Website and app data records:

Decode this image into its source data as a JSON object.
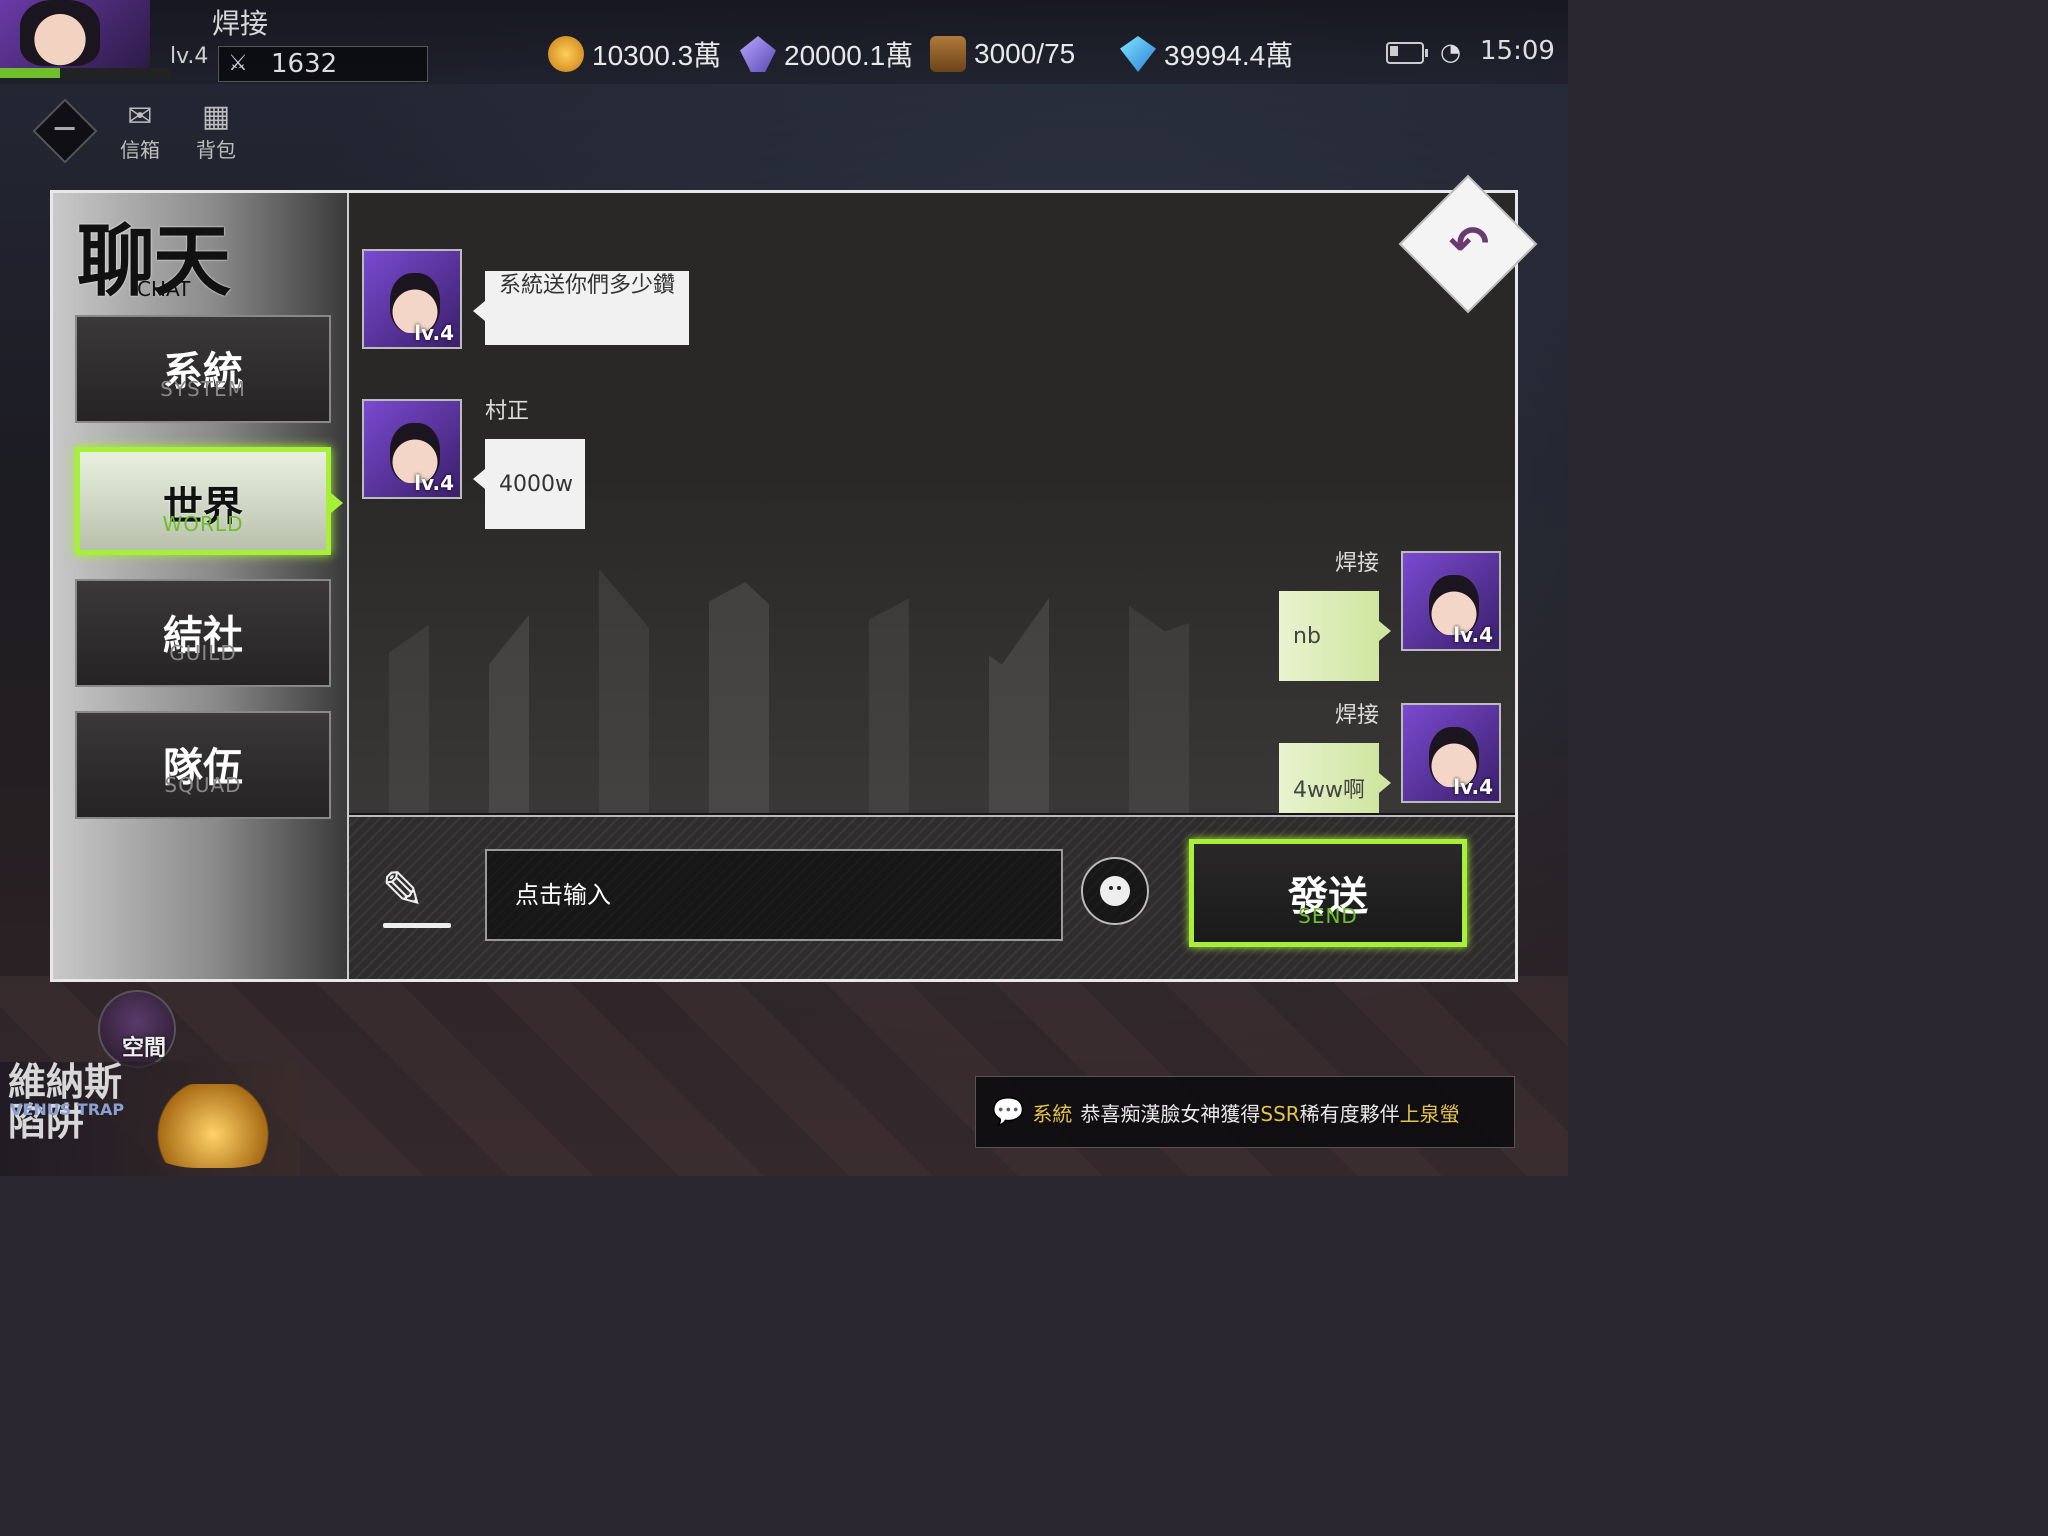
{
  "player": {
    "name": "焊接",
    "level": "lv.4",
    "power": "1632",
    "xp_fraction": 0.35
  },
  "resources": [
    {
      "icon": "gold-coin-icon",
      "value": "10300.3萬"
    },
    {
      "icon": "crystal-icon",
      "value": "20000.1萬"
    },
    {
      "icon": "chest-icon",
      "value": "3000/75"
    },
    {
      "icon": "diamond-icon",
      "value": "39994.4萬"
    }
  ],
  "status": {
    "time": "15:09"
  },
  "quick_menu": [
    {
      "icon": "mail-icon",
      "label": "信箱"
    },
    {
      "icon": "backpack-icon",
      "label": "背包"
    }
  ],
  "chat": {
    "title": "聊天",
    "subtitle": "CHAT",
    "tabs": [
      {
        "label": "系統",
        "sub": "SYSTEM"
      },
      {
        "label": "世界",
        "sub": "WORLD",
        "active": true
      },
      {
        "label": "結社",
        "sub": "GUILD"
      },
      {
        "label": "隊伍",
        "sub": "SQUAD"
      }
    ],
    "messages": [
      {
        "sender": "",
        "level": "lv.4",
        "text": "系統送你們多少鑽",
        "mine": false
      },
      {
        "sender": "村正",
        "level": "lv.4",
        "text": "4000w",
        "mine": false
      },
      {
        "sender": "焊接",
        "level": "lv.4",
        "text": "nb",
        "mine": true
      },
      {
        "sender": "焊接",
        "level": "lv.4",
        "text": "4ww啊",
        "mine": true
      }
    ],
    "input_placeholder": "点击输入",
    "send_label": "發送",
    "send_sub": "SEND"
  },
  "space_label": "空間",
  "event": {
    "title": "維納斯陷阱",
    "sub": "VENUS TRAP"
  },
  "ticker": {
    "tag": "系統",
    "text": "恭喜痴漢臉女神獲得",
    "rarity": "SSR",
    "text2": "稀有度夥伴",
    "partner": "上泉螢"
  },
  "colors": {
    "accent": "#a6f03a",
    "gold": "#e3c44a"
  }
}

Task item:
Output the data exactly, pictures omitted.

Completed exercise:
Decode this image into its source data as a JSON object.
{
  "player": {
    "name": "焊接",
    "level": "lv.4",
    "power": "1632",
    "xp_fraction": 0.35
  },
  "resources": [
    {
      "icon": "gold-coin-icon",
      "value": "10300.3萬"
    },
    {
      "icon": "crystal-icon",
      "value": "20000.1萬"
    },
    {
      "icon": "chest-icon",
      "value": "3000/75"
    },
    {
      "icon": "diamond-icon",
      "value": "39994.4萬"
    }
  ],
  "status": {
    "time": "15:09"
  },
  "quick_menu": [
    {
      "icon": "mail-icon",
      "label": "信箱"
    },
    {
      "icon": "backpack-icon",
      "label": "背包"
    }
  ],
  "chat": {
    "title": "聊天",
    "subtitle": "CHAT",
    "tabs": [
      {
        "label": "系統",
        "sub": "SYSTEM"
      },
      {
        "label": "世界",
        "sub": "WORLD",
        "active": true
      },
      {
        "label": "結社",
        "sub": "GUILD"
      },
      {
        "label": "隊伍",
        "sub": "SQUAD"
      }
    ],
    "messages": [
      {
        "sender": "",
        "level": "lv.4",
        "text": "系統送你們多少鑽",
        "mine": false
      },
      {
        "sender": "村正",
        "level": "lv.4",
        "text": "4000w",
        "mine": false
      },
      {
        "sender": "焊接",
        "level": "lv.4",
        "text": "nb",
        "mine": true
      },
      {
        "sender": "焊接",
        "level": "lv.4",
        "text": "4ww啊",
        "mine": true
      }
    ],
    "input_placeholder": "点击输入",
    "send_label": "發送",
    "send_sub": "SEND"
  },
  "space_label": "空間",
  "event": {
    "title": "維納斯陷阱",
    "sub": "VENUS TRAP"
  },
  "ticker": {
    "tag": "系統",
    "text": "恭喜痴漢臉女神獲得",
    "rarity": "SSR",
    "text2": "稀有度夥伴",
    "partner": "上泉螢"
  },
  "colors": {
    "accent": "#a6f03a",
    "gold": "#e3c44a"
  }
}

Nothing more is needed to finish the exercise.